28.34 - 28.47: “The trees outside your office... they all kind of rhyme with each other and just because it’s in a city and … surrounded by concrete doesn’t mean it's not also nature.”
30.03 - 30.16: “Just because there is wilderness out there doesn’t mean that you don’t also have a responsibility to... treat the nature in your own life with... respect and awe and interest and reverence.”
44.57 - 45.17: “When I write... I have to imagine that if my work or if that of any other environmental artist is influencing the thinking or eventually the work of a scientist, it’s by appealing to them as a person first and a scientist second”.
1.05.17 - 1.05.29: “I am of the opinion that... a lot of our broader environmental problems and issues are... not the result of... malevolence but of neglect.”
Playing about the world (6.50)
As a pianist, Ben identifies as a folk songwriter more than a classical composer, whose music is inspired by the environment, landscape and place. As a child, his piano teacher encouraged him to use music to understand his place in the world and he now expresses his feelings through music about geography.
Greater than the sum of its sounds (11.24)
Ben has moved from an objective data-driven musical portrait of an environment to a more emotionally resonant use of data to inspire his music. He talks about a piece he created based on a study on two species of megafauna, where their interactions, both pleasant and conflicting, were depicted using a cello and a viola.
Soundscapes and conversation (16.41)
Ben’s music is an interpretation of his interest in “topography and what it feels like to be a person-sized person in differently shaped landscapes”. His travels feed his nuanced understanding of being in a place and compel him to pay attention to how qualitatively different each place is.
What does your soul feel like? (19.55)
Ben’s natural interests and abilities in discovering the nature of the self combine with his interest in scientific understandings of different landscapes and places. Though he does not make music with the intention of advocacy, he hopes that his joyful self-expression helps others rediscover their connection with even mundane and lesser-noticed landscapes like sidewalk weeds.

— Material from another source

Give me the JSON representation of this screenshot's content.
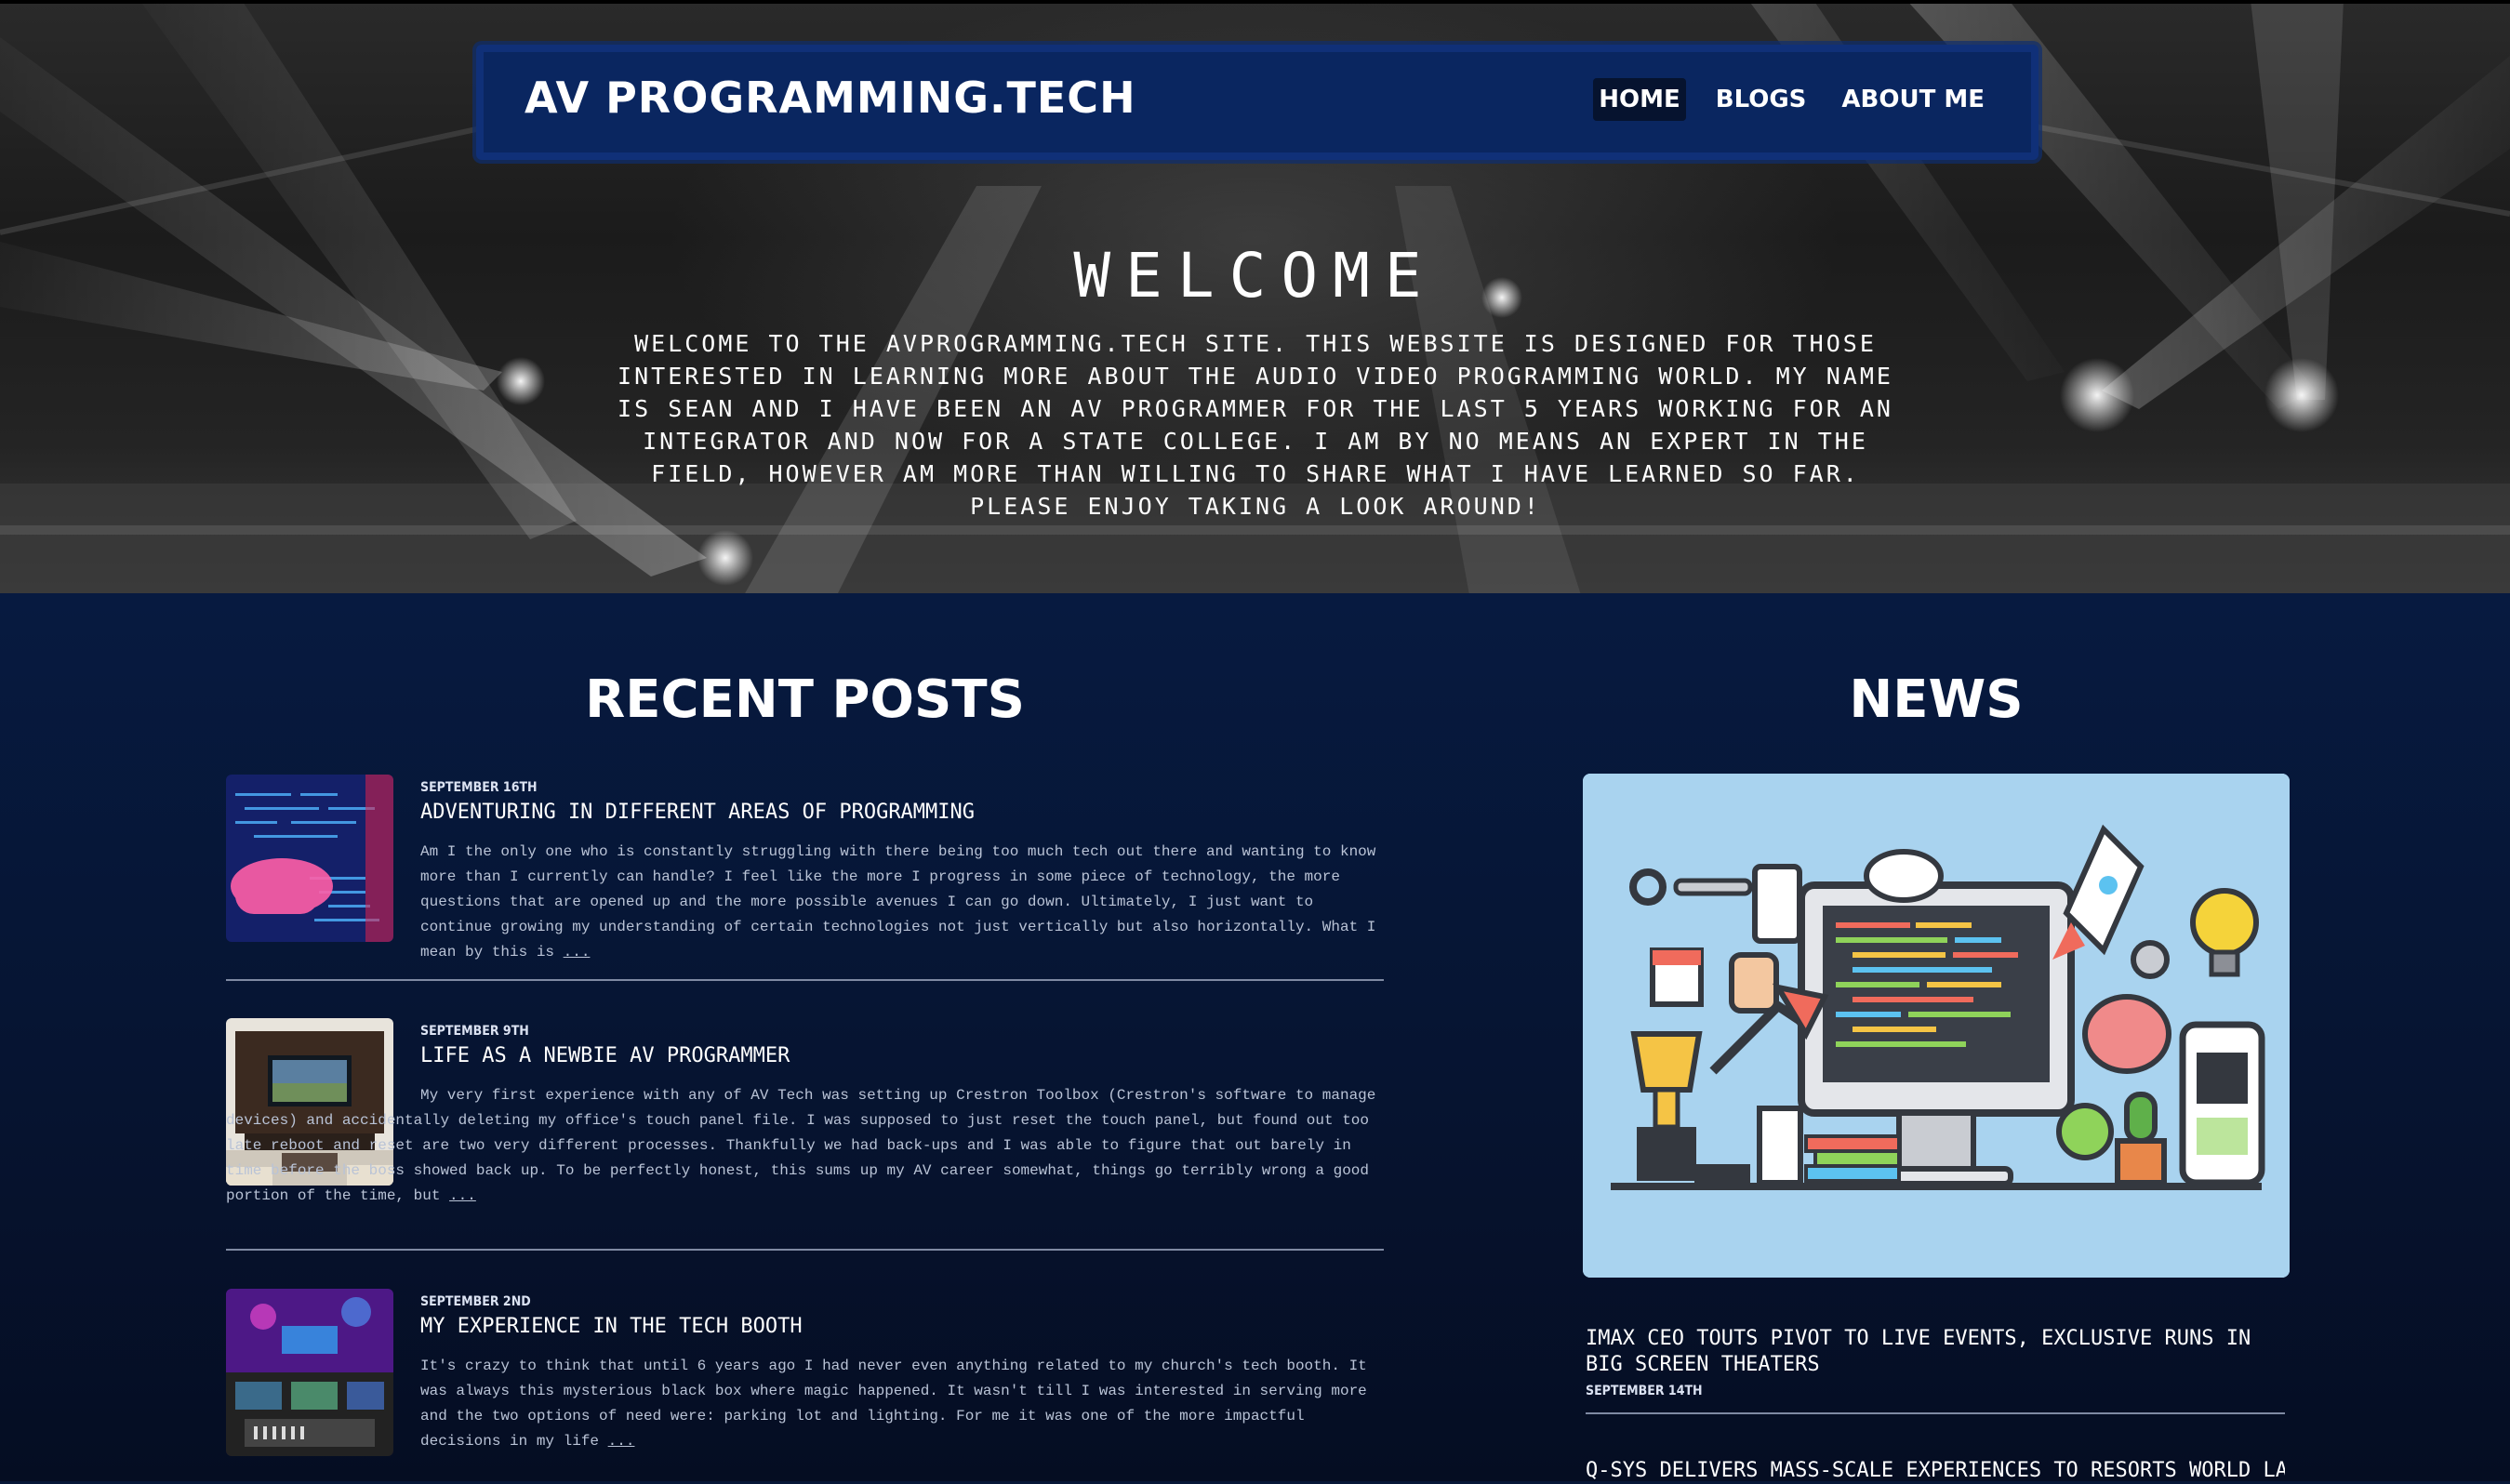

Inspiration begins at home (27.45)
Ben’s new album, The Trouble With Wildnerness, is named after “an argument against conflating wilderness and nature or even wilderness and wildness”. He admits that it took being stuck at home during the pandemic for him to discover the beauty of nature at his doorstep. His new music evokes the smaller features of ecosystems instead of the sweep of landscapes.
Connecting through interpretations (35.36)
Ben considers landscape painters and nature essayists as more his role models than musicians. He finds value in others unexpectedly emotionally resonating with his musical interpretation of nature. “The best thing art can do… [is] providing a point of connection that might otherwise be hard to articulate”, he claims.
“Half of the work of the song is letting it be interpreted by somebody else” (38.50)
Ben is mindful that “there is a lot… that art can do to frame public understanding of what a place is and what it means”, whether positive or negative and could present a narrow or reductive definition of a place too without the artist intending to. However, he appreciates how being interpreted lends his music new meaning and allows him to be a part of his audience’s lives.
“I write for people and scientists are people” (44.29)
Ben has done a few residencies where he has created music in response to scientific research, using art to communicate his feelings to others, who may find value in his illustration of science. Though he is unaware of any research inspired by his music, he is confident that his music can “do a bit to show the public what science can do”.
“Getting those conversations started makes the world run better” (1.02.47)
Ben believes that the ways in which people act as stewards of one environment or landscape over another have a lot to do with the art they consume about it that has helped frame those places in their minds. He hopes his music compels people to discover and think critically about how they feel about a place, even if it is in disagreement with how he expresses his feelings.
Stay in touch! (1.16.48)
To learn more about Ben and his work, visit his website and listen to his new album, read his essays and dive deep into his philosophy surrounding nature!